» Entries from a dataset of interfaces
=-=-=-=-=

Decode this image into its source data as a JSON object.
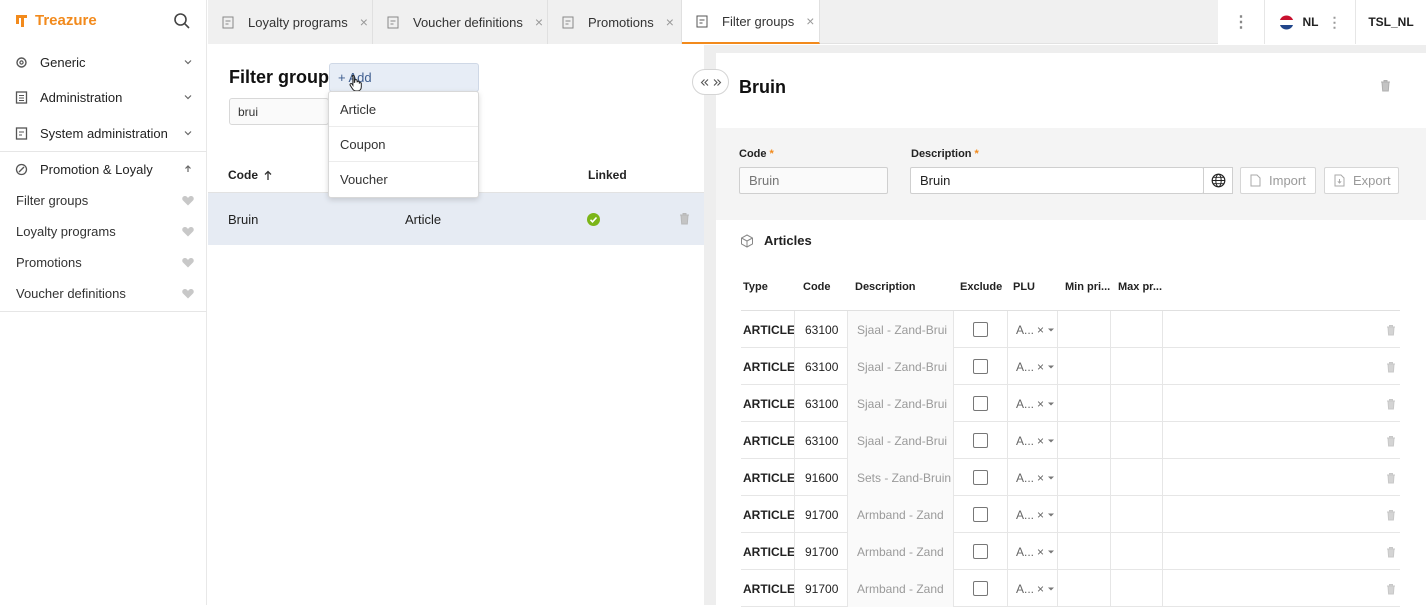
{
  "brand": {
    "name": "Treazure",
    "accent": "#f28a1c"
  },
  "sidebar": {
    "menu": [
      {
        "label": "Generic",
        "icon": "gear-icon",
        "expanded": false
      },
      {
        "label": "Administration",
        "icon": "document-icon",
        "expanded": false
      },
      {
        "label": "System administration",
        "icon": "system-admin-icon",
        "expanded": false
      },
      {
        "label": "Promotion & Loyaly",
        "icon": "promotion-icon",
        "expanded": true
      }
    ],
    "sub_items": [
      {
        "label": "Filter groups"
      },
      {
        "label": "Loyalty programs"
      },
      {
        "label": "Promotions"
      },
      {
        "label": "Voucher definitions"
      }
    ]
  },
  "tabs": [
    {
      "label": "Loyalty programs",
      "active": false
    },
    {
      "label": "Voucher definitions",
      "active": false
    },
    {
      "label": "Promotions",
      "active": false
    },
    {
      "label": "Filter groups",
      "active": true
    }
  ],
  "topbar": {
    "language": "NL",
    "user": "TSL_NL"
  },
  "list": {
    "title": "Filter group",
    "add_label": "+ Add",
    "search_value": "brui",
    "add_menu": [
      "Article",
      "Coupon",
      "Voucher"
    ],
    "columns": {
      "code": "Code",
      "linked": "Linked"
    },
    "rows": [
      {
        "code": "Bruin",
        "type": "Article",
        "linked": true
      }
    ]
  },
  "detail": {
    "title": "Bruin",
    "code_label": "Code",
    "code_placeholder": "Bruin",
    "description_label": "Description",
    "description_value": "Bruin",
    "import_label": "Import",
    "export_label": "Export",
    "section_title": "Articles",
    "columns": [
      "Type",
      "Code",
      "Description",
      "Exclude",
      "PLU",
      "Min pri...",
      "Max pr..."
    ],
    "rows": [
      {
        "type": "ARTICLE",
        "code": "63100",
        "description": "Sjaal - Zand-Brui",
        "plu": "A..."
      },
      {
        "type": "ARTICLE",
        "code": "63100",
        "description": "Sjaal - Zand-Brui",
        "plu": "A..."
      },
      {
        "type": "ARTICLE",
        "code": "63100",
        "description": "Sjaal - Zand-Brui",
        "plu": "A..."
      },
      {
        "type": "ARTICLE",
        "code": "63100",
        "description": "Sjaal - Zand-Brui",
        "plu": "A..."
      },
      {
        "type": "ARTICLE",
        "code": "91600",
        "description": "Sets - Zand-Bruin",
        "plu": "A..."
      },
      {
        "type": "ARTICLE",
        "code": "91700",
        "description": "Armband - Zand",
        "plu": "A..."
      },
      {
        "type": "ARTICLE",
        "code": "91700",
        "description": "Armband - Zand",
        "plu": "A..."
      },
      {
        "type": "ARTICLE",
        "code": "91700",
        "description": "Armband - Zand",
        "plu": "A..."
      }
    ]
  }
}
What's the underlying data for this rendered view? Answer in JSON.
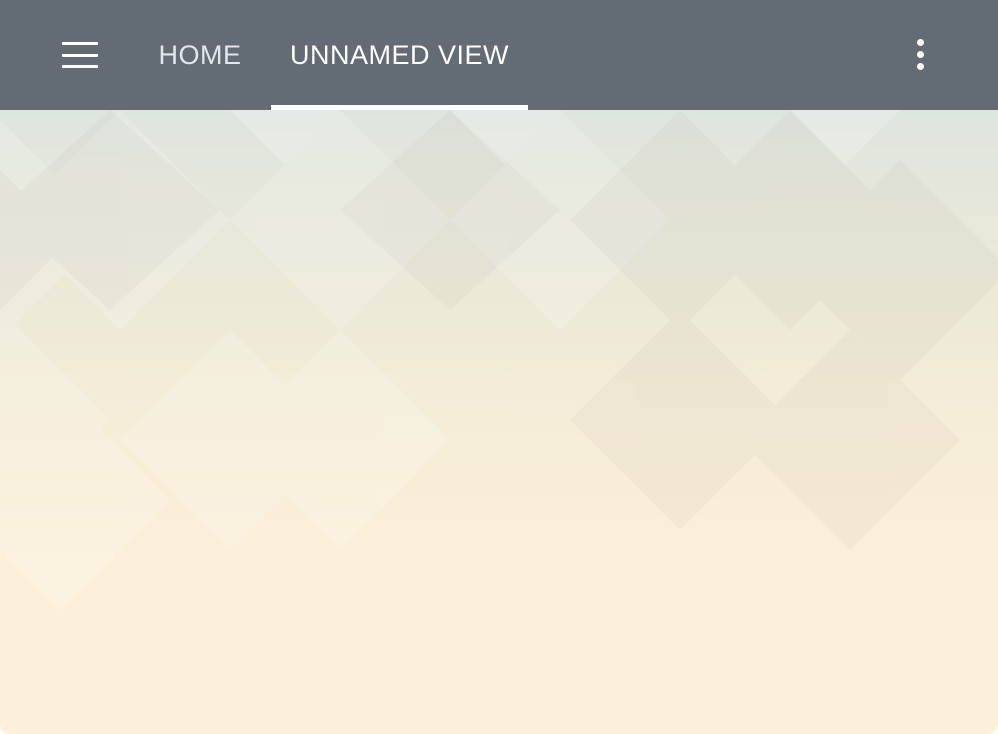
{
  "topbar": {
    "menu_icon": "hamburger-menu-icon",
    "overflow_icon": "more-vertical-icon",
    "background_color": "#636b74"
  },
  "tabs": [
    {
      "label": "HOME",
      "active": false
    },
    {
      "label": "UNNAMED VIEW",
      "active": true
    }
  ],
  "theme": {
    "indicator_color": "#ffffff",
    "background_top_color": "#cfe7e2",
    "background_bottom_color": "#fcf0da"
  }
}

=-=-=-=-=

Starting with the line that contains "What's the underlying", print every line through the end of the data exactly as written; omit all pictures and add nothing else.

» SOLVED EXERCISE
What's the underlying data for this rendered view? Answer in JSON.
{
  "topbar": {
    "menu_icon": "hamburger-menu-icon",
    "overflow_icon": "more-vertical-icon",
    "background_color": "#636b74"
  },
  "tabs": [
    {
      "label": "HOME",
      "active": false
    },
    {
      "label": "UNNAMED VIEW",
      "active": true
    }
  ],
  "theme": {
    "indicator_color": "#ffffff",
    "background_top_color": "#cfe7e2",
    "background_bottom_color": "#fcf0da"
  }
}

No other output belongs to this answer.